Nicholls became an overseer for the parish of Southwell in the early 1820s and was responsible for putting into practice a system of poor relief recommended by the Rev. Robert Lowe — Becher's cousin and the vicar of Bingham near Nottingham. Lowe had virtually abolished outdoor relief, offering instead only the workhouse. Nicholls did the same at Southwell and reduced the parish's poor relief expenditure from £1,884 in 1821-2 to £811 in 1822-3.
In 1824 Thurgarton Hundred Incorporated workhouse was opened. The institution cost £6,500 to construct and stood in its own grounds of ten acres comprising the building itself, an orchard and garden. The establishment also had its own byre and pasture for the establishment's cows.
Left: Master's quarters (in the centre on the first and second floors in the projecting section) and men's area. Middle: able-bodied men's exercise yard. Right: The able-bodied men's work yard.
The workhouse was able to accommodate 158 paupers: they were admitted from all of the neighbouring forty-nine parishes. Male inmates were housed in the east wing (right of photo); women were housed in the west wing (left) and children were kept in quarters at the back of the building. The workhouse master's quarters were at the centre of the building where he could see all the exercise yards.
The purpose of the workhouse was to discourage the poor from claiming poor relief. It was intended to "dis-pauperise" districts: that is, to make conditions so harsh and uncompromising in the institutions that people would prefer to try to manage outside, rather than enter them. It was thought that the poor were idle and would do almost anything other than look for employment. The ratepayers seemed not to consider the fact that employment was increasingly difficult to find and that wages were too low for subsistence.

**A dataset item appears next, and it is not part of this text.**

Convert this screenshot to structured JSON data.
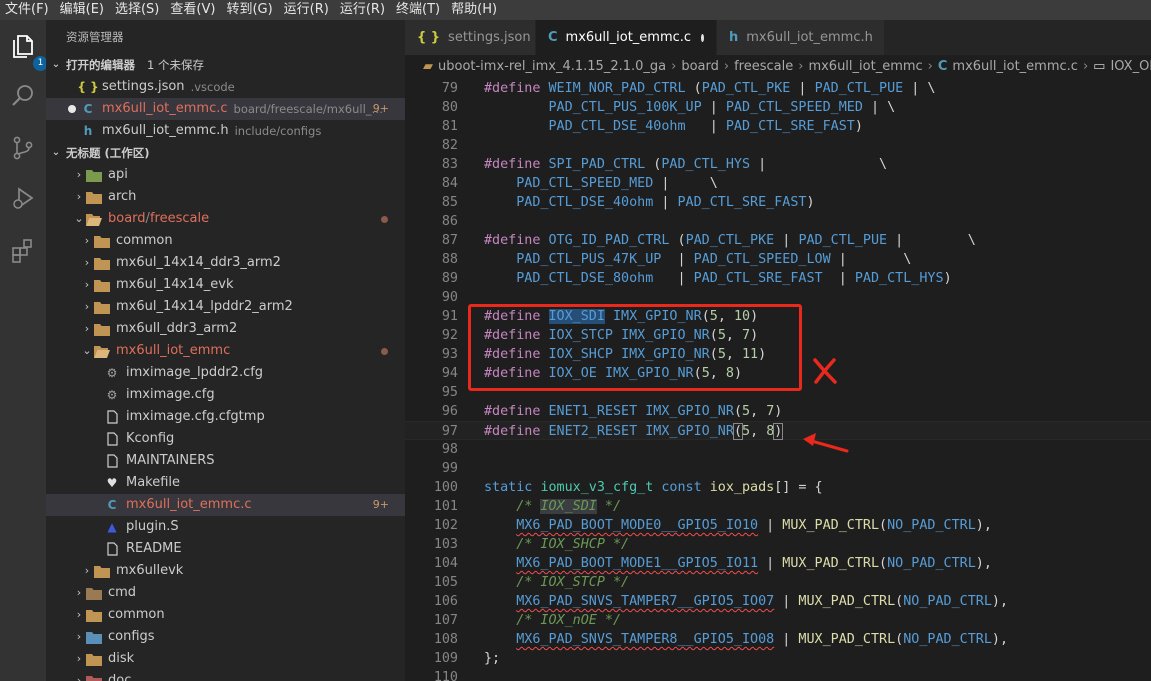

Those who claimed poor relief and entered the workhouse were called 'inmates' — a term also used for criminals who were in prison. In accordance with the instructions of the Poor Law Commission, on admittance the inmates' own clothes were taken away from them and each was given a uniform to wear.
Sophie and Edward from Nottingham, dressed in workhouse uniforms.
In order to earn their food, inmates were expected to do work of some description. For the men, this could be stonebreaking, bone crushing, hole-digging (to fill in again, once finished) or working the corn mill.
At Southwell, painting the walls, apparently an interminable task, was another alternative. Women would be set to work cleaning, polishing, scrubbing, sweeping or doing other domestic duties such as mending.
Left: A small section of one of the original walls at Southwell, showing a series of layers of paint that cover the bare bricks.
Right: Women's work at Southwell. The "inmate" is sweeping the yard using a besom broom. Her uniform is typical of workhouse wear.
Southwell workhouse had a sopisticated system of double stairs. This ensured that none of the inmates in one group ever came into contact with inmates in another group since the four staircases were separated from each other. All the staircases for the inmates were dark and steep; no concessions were made for elderly paupers who had to climb to the second floor to the dormitories. The workhouse Master had a much lighter, broader staircase to his quarters.
Left: The women's
work yard at Southwell workhouse with the well is in the foreground:
the female "inmate" continues to sweep.
Right: A staircase at Southwell.
Last modified 30 October 2002